Stakeholders' Highlights

  1. Nordic Council of MinistersNo evidence that social media are harmful to young people
  2. Nordic Council of MinistersCanada to host the joint Nordic cultural initiative 2021
  3. Vote for the EU Sutainable Energy AwardsCast your vote for your favourite EUSEW Award finalist. You choose the winner of 2019 Citizen’s Award.
  4. Nordic Council of MinistersEducation gets refugees into work
  5. Counter BalanceSign the petition to help reform the EU’s Bank
  6. UNICEFChild rights organisations encourage candidates for EU elections to become Child Rights Champions
  7. UNESDAUNESDA Outlines 2019-2024 Aspirations: Sustainability, Responsibility, Competitiveness
  8. Counter BalanceRecord citizens’ input to EU bank’s consultation calls on EIB to abandon fossil fuels
  9. International Partnership for Human RightsAnnual EU-Turkmenistan Human Rights Dialogue takes place in Ashgabat
  10. Nordic Council of MinistersNew campaign: spot, capture and share Traces of North
  11. Nordic Council of MinistersLeading Nordic candidates go head-to-head in EU election debate
  12. Nordic Council of MinistersNew Secretary General: Nordic co-operation must benefit everybody
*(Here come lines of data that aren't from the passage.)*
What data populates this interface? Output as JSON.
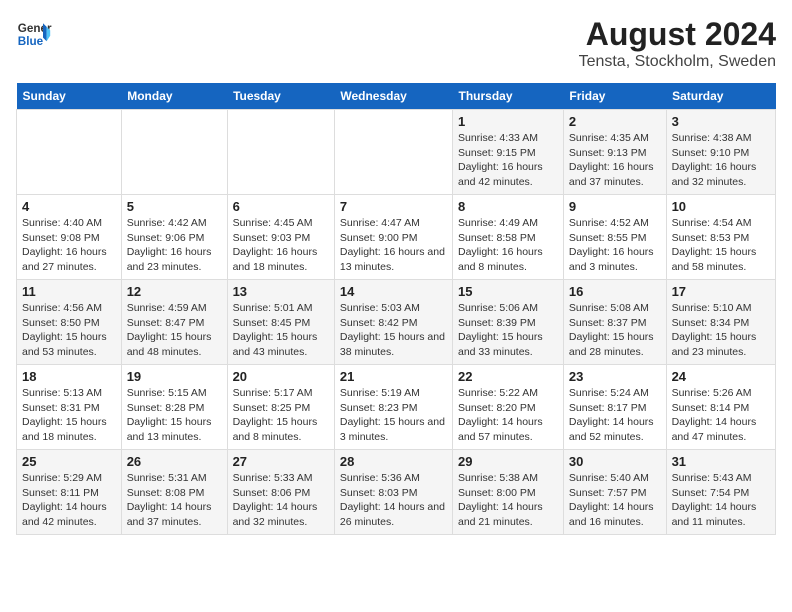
{
  "header": {
    "logo_line1": "General",
    "logo_line2": "Blue",
    "title": "August 2024",
    "subtitle": "Tensta, Stockholm, Sweden"
  },
  "days_of_week": [
    "Sunday",
    "Monday",
    "Tuesday",
    "Wednesday",
    "Thursday",
    "Friday",
    "Saturday"
  ],
  "weeks": [
    [
      {
        "num": "",
        "info": ""
      },
      {
        "num": "",
        "info": ""
      },
      {
        "num": "",
        "info": ""
      },
      {
        "num": "",
        "info": ""
      },
      {
        "num": "1",
        "info": "Sunrise: 4:33 AM\nSunset: 9:15 PM\nDaylight: 16 hours and 42 minutes."
      },
      {
        "num": "2",
        "info": "Sunrise: 4:35 AM\nSunset: 9:13 PM\nDaylight: 16 hours and 37 minutes."
      },
      {
        "num": "3",
        "info": "Sunrise: 4:38 AM\nSunset: 9:10 PM\nDaylight: 16 hours and 32 minutes."
      }
    ],
    [
      {
        "num": "4",
        "info": "Sunrise: 4:40 AM\nSunset: 9:08 PM\nDaylight: 16 hours and 27 minutes."
      },
      {
        "num": "5",
        "info": "Sunrise: 4:42 AM\nSunset: 9:06 PM\nDaylight: 16 hours and 23 minutes."
      },
      {
        "num": "6",
        "info": "Sunrise: 4:45 AM\nSunset: 9:03 PM\nDaylight: 16 hours and 18 minutes."
      },
      {
        "num": "7",
        "info": "Sunrise: 4:47 AM\nSunset: 9:00 PM\nDaylight: 16 hours and 13 minutes."
      },
      {
        "num": "8",
        "info": "Sunrise: 4:49 AM\nSunset: 8:58 PM\nDaylight: 16 hours and 8 minutes."
      },
      {
        "num": "9",
        "info": "Sunrise: 4:52 AM\nSunset: 8:55 PM\nDaylight: 16 hours and 3 minutes."
      },
      {
        "num": "10",
        "info": "Sunrise: 4:54 AM\nSunset: 8:53 PM\nDaylight: 15 hours and 58 minutes."
      }
    ],
    [
      {
        "num": "11",
        "info": "Sunrise: 4:56 AM\nSunset: 8:50 PM\nDaylight: 15 hours and 53 minutes."
      },
      {
        "num": "12",
        "info": "Sunrise: 4:59 AM\nSunset: 8:47 PM\nDaylight: 15 hours and 48 minutes."
      },
      {
        "num": "13",
        "info": "Sunrise: 5:01 AM\nSunset: 8:45 PM\nDaylight: 15 hours and 43 minutes."
      },
      {
        "num": "14",
        "info": "Sunrise: 5:03 AM\nSunset: 8:42 PM\nDaylight: 15 hours and 38 minutes."
      },
      {
        "num": "15",
        "info": "Sunrise: 5:06 AM\nSunset: 8:39 PM\nDaylight: 15 hours and 33 minutes."
      },
      {
        "num": "16",
        "info": "Sunrise: 5:08 AM\nSunset: 8:37 PM\nDaylight: 15 hours and 28 minutes."
      },
      {
        "num": "17",
        "info": "Sunrise: 5:10 AM\nSunset: 8:34 PM\nDaylight: 15 hours and 23 minutes."
      }
    ],
    [
      {
        "num": "18",
        "info": "Sunrise: 5:13 AM\nSunset: 8:31 PM\nDaylight: 15 hours and 18 minutes."
      },
      {
        "num": "19",
        "info": "Sunrise: 5:15 AM\nSunset: 8:28 PM\nDaylight: 15 hours and 13 minutes."
      },
      {
        "num": "20",
        "info": "Sunrise: 5:17 AM\nSunset: 8:25 PM\nDaylight: 15 hours and 8 minutes."
      },
      {
        "num": "21",
        "info": "Sunrise: 5:19 AM\nSunset: 8:23 PM\nDaylight: 15 hours and 3 minutes."
      },
      {
        "num": "22",
        "info": "Sunrise: 5:22 AM\nSunset: 8:20 PM\nDaylight: 14 hours and 57 minutes."
      },
      {
        "num": "23",
        "info": "Sunrise: 5:24 AM\nSunset: 8:17 PM\nDaylight: 14 hours and 52 minutes."
      },
      {
        "num": "24",
        "info": "Sunrise: 5:26 AM\nSunset: 8:14 PM\nDaylight: 14 hours and 47 minutes."
      }
    ],
    [
      {
        "num": "25",
        "info": "Sunrise: 5:29 AM\nSunset: 8:11 PM\nDaylight: 14 hours and 42 minutes."
      },
      {
        "num": "26",
        "info": "Sunrise: 5:31 AM\nSunset: 8:08 PM\nDaylight: 14 hours and 37 minutes."
      },
      {
        "num": "27",
        "info": "Sunrise: 5:33 AM\nSunset: 8:06 PM\nDaylight: 14 hours and 32 minutes."
      },
      {
        "num": "28",
        "info": "Sunrise: 5:36 AM\nSunset: 8:03 PM\nDaylight: 14 hours and 26 minutes."
      },
      {
        "num": "29",
        "info": "Sunrise: 5:38 AM\nSunset: 8:00 PM\nDaylight: 14 hours and 21 minutes."
      },
      {
        "num": "30",
        "info": "Sunrise: 5:40 AM\nSunset: 7:57 PM\nDaylight: 14 hours and 16 minutes."
      },
      {
        "num": "31",
        "info": "Sunrise: 5:43 AM\nSunset: 7:54 PM\nDaylight: 14 hours and 11 minutes."
      }
    ]
  ]
}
Latest News

  1. EU urges Swiss to move on talks or face sanction
  2. Frontex transparency dispute goes to EU court
  3. Commission goes easy on scant national climate plans
  4. Macron and Mogherini decline to back US accusation on Iran
  5. EU summit must give effective answer on migration
  6. Spain's Garcia set to be next Socialist leader in parliament
  7. Erdogan mocks Macron amid EU sanctions threat
  8. The most dangerous pesticide you've never heard of

Stakeholders' Highlights
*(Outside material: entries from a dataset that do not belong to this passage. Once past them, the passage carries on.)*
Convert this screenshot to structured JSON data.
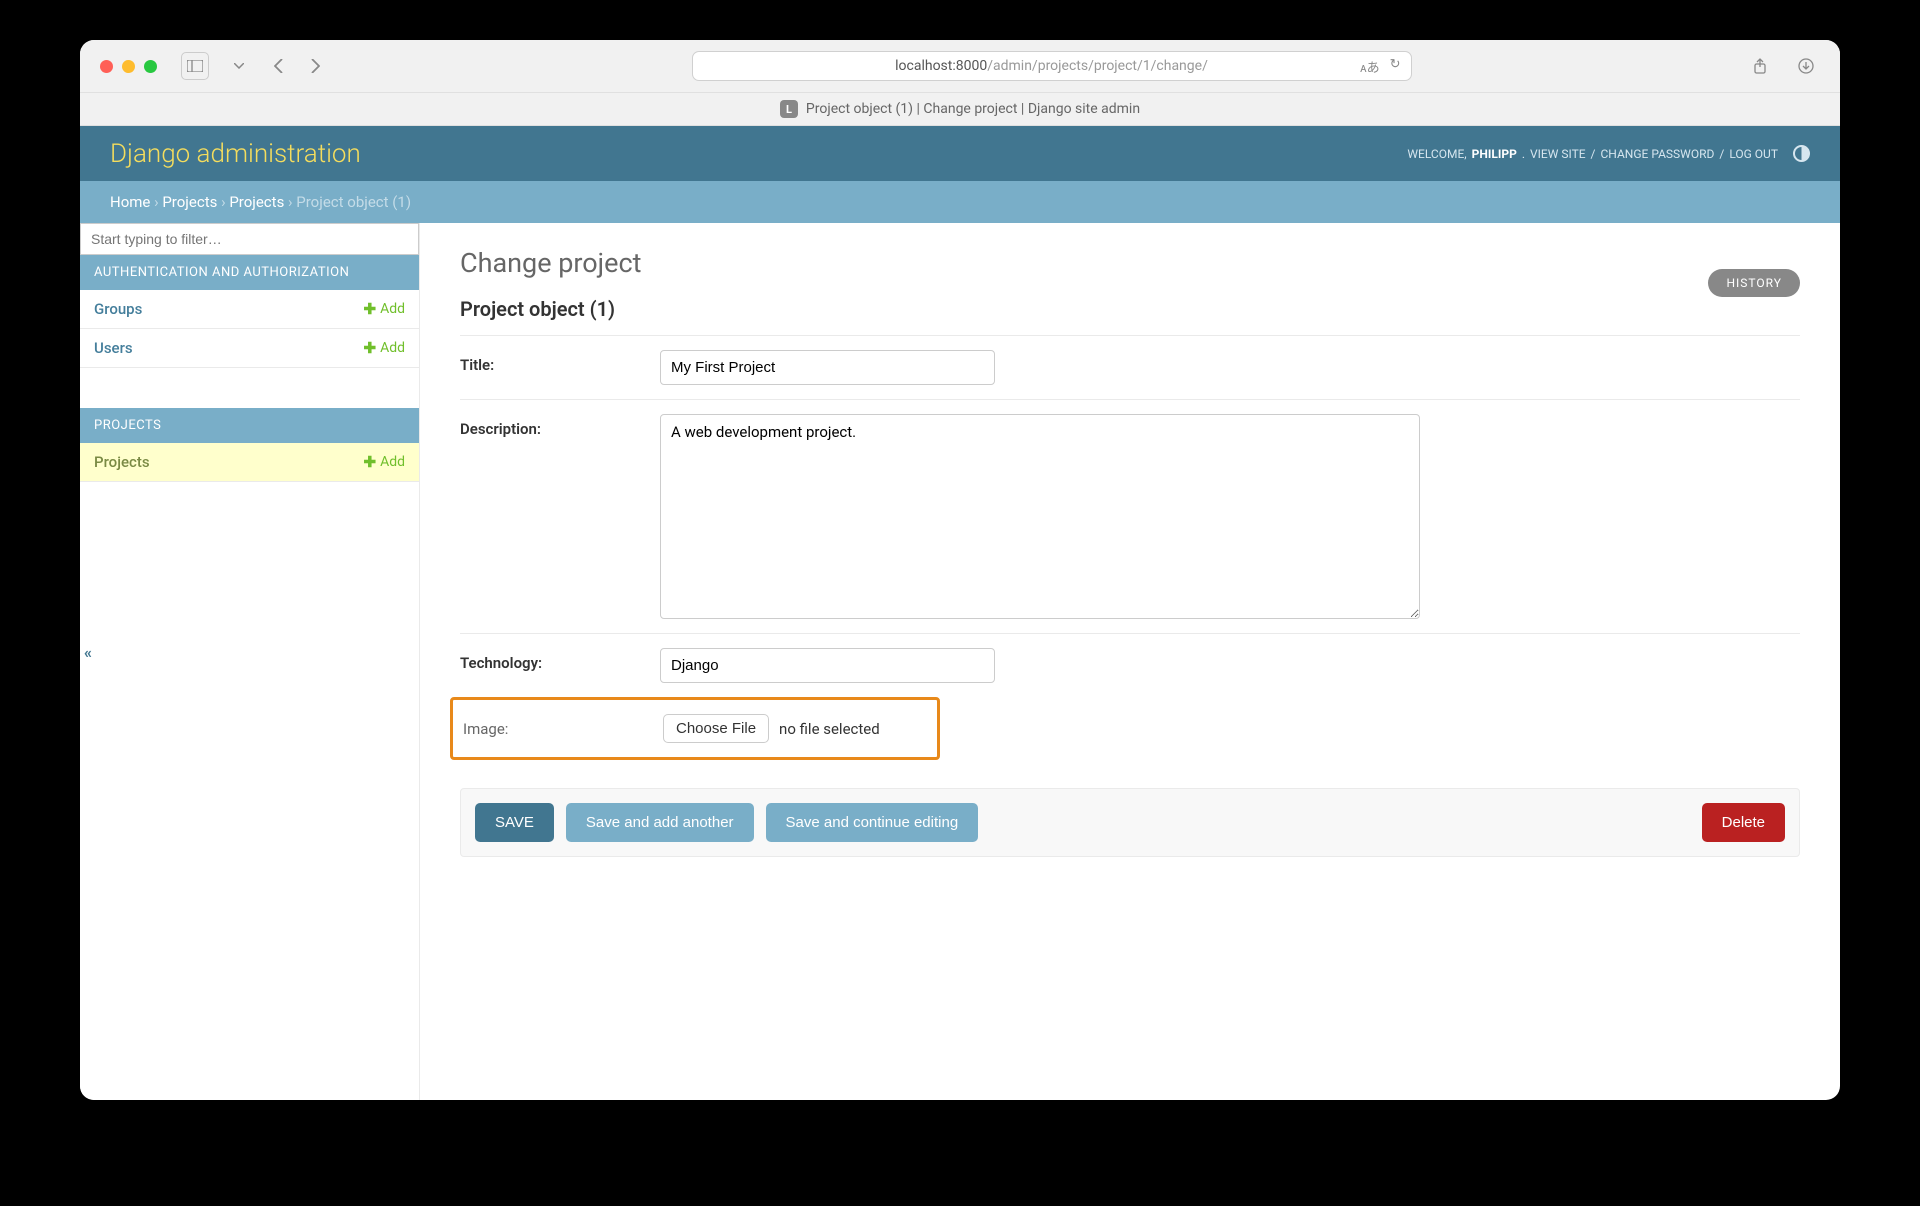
{
  "browser": {
    "url_prefix": "localhost:8000",
    "url_path": "/admin/projects/project/1/change/",
    "tab_title": "Project object (1) | Change project | Django site admin",
    "tab_favicon": "L"
  },
  "header": {
    "site_title": "Django administration",
    "welcome": "WELCOME, ",
    "username": "PHILIPP",
    "view_site": "VIEW SITE",
    "change_password": "CHANGE PASSWORD",
    "log_out": "LOG OUT"
  },
  "breadcrumbs": {
    "home": "Home",
    "app": "Projects",
    "model": "Projects",
    "current": "Project object (1)"
  },
  "sidebar": {
    "filter_placeholder": "Start typing to filter…",
    "sections": [
      {
        "title": "AUTHENTICATION AND AUTHORIZATION",
        "models": [
          {
            "name": "Groups",
            "add": "Add"
          },
          {
            "name": "Users",
            "add": "Add"
          }
        ]
      },
      {
        "title": "PROJECTS",
        "models": [
          {
            "name": "Projects",
            "add": "Add",
            "active": true
          }
        ]
      }
    ]
  },
  "content": {
    "page_title": "Change project",
    "object_title": "Project object (1)",
    "history": "HISTORY",
    "fields": {
      "title_label": "Title:",
      "title_value": "My First Project",
      "description_label": "Description:",
      "description_value": "A web development project.",
      "technology_label": "Technology:",
      "technology_value": "Django",
      "image_label": "Image:",
      "choose_file": "Choose File",
      "no_file": "no file selected"
    },
    "buttons": {
      "save": "SAVE",
      "save_add": "Save and add another",
      "save_continue": "Save and continue editing",
      "delete": "Delete"
    }
  }
}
  1. Platform for Peace and JusticeMEP Kati Piri: “Our red line on Turkey has been crossed”
  2. UNICEF2018 deadliest year yet for children in Syria as war enters 9th year
  3. Nordic Council of MinistersNordic commitment to driving global gender equality
  4. International Partnership for Human RightsMeet your defender: Rasul Jafarov leading human rights defender from Azerbaijan
  5. UNICEFUNICEF Hosts MEPs in Jordan Ahead of Brussels Conference on the Future of Syria
  6. Nordic Council of MinistersNordic talks on parental leave at the UN
  7. International Partnership for Human RightsTrial of Chechen prisoner of conscience and human rights activist Oyub Titiev continues.
  8. Nordic Council of MinistersNordic food policy inspires India to be a sustainable superpower
  9. Nordic Council of MinistersMilestone for Nordic-Baltic e-ID
  10. Counter BalanceEU bank urged to free itself from fossil fuels and take climate leadership
  11. Intercultural Dialogue PlatformRoundtable: Muslim Heresy and the Politics of Human Rights, Dr. Matthew J. Nelson
  12. Platform for Peace and JusticeTurkey suffering from the lack of the rule of law

Join EUobserver

Support quality EU news

Join us